Civil discourse in a divided nation

Isabelle Hajek, Staff Writer

As the presidential election approaches, concurrent with the holiday season, political conversations are abundant. From the classroom to the Thanksgiving table, individuals are discussing their political beliefs and preferred candidates, which is bound to cause conflict. The goal of such discourse is to communicate ideas, but it commonly deteriorates from a civil debate into a catastrophic argument that may result in lost or broken relationships.

So why do politics cause such visceral reactions? Politics is coldly defined as, “the science or art of political government.” Such a clinical understanding does not encapsulate the reasoning for the emotions that are entangled in politics. These emotions are derived from the understanding that politics is the manner in which society decides who holds the power to affect the public’s lives.

In order for power to be held by individuals or parties, the opposition must lose power. People do not argue over politics, they argue over their power. It is not the clinical analysis of policy, rather a power that drives the screaming and tears of a deteriorated discussion.

With this understanding, an individual can learn to have effective conversations about politics, even in the divisive climate present in society.
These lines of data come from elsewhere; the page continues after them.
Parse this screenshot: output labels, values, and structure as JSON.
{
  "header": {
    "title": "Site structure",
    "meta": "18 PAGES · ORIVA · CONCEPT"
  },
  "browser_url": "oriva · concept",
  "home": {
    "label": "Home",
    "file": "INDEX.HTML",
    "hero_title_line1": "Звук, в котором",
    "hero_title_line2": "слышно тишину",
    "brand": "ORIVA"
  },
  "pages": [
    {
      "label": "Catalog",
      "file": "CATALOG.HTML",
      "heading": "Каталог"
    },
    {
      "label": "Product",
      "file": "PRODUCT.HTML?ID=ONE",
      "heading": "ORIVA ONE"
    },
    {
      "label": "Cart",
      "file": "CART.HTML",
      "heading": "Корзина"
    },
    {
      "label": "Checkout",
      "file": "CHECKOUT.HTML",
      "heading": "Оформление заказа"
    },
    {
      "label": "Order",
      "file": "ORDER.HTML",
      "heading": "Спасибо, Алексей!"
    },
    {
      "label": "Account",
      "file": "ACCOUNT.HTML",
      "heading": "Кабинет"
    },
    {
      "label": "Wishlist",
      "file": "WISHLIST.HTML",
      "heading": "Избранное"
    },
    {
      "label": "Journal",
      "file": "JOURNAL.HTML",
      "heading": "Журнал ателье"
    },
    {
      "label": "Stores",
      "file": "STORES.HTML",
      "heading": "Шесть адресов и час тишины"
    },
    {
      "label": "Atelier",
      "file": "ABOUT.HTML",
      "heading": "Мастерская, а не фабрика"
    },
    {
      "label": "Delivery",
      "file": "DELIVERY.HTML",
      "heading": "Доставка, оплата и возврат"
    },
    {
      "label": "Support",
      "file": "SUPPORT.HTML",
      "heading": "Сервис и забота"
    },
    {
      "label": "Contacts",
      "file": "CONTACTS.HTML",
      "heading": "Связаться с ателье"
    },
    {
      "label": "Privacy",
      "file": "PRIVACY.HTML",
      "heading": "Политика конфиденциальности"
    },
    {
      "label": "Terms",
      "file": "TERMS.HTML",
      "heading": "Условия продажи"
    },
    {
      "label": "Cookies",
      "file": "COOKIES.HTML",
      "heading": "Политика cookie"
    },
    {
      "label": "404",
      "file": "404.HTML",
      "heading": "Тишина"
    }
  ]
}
First, understand the purpose of your conversation. If you are seeking out a fight then it is easy to begin one. However, more likely than not, you are engaging in conversation out of curiosity or to persuade the other individual(s). With this understanding, you can keep a clear mind and not be dragged into the trap of arguing — unless, of course, that is the goal.

Second, stick to the facts. While finding the truth in politics is difficult, it is important to utilize reliable sources in order to stay informed. By doing this, a conversation about politics will not be muddied by misinformation and subsequent miscommunication. Furthermore, the emotional component will be diminished by maintaining a fact and data-driven conversation, rather than arguing beliefs.

Third, listen to your voice. It is easy to believe that we hold a monopoly on the truth — that truth being a political opinion. This belief is likely to manifest itself in a number of ways, primarily in your tone of voice. The tone of voice is a powerful part of communication, and both the conscious and unconscious mind can identify shifts in a person’s tone of voice. Whether it be perceived as condescension or politeness, your tone of voice can drastically change the direction of a conversation.

While remaining polite, stay civil. When challenging or questioning the other person’s ideas or beliefs make sure to not attack them as a person. Instead of using statements that may insult their intelligence or morals, direct discussion to the points being brought up or the candidates themselves. In short, follow the Golden Rule: treat others how you want to be treated. Speak to the other person how you wish they would speak to you. Maintain this even if they start becoming hostile, do not match their energy.

Finally, know where your limits are. Political conversations can be draining, and you do not owe anyone an explanation for your personal beliefs. While it is important to stay engaged in current events and actively participate in your civic duties, it is important to know when you need to be done with an interaction that is negatively affecting you. If this occurs, be honest with the other individual, explain that the experience has been draining and that it’s time to stop.

No matter how the other person reacts, you can rest easy that if you follow the above tips, you have done your best to engage in effective civil discourse.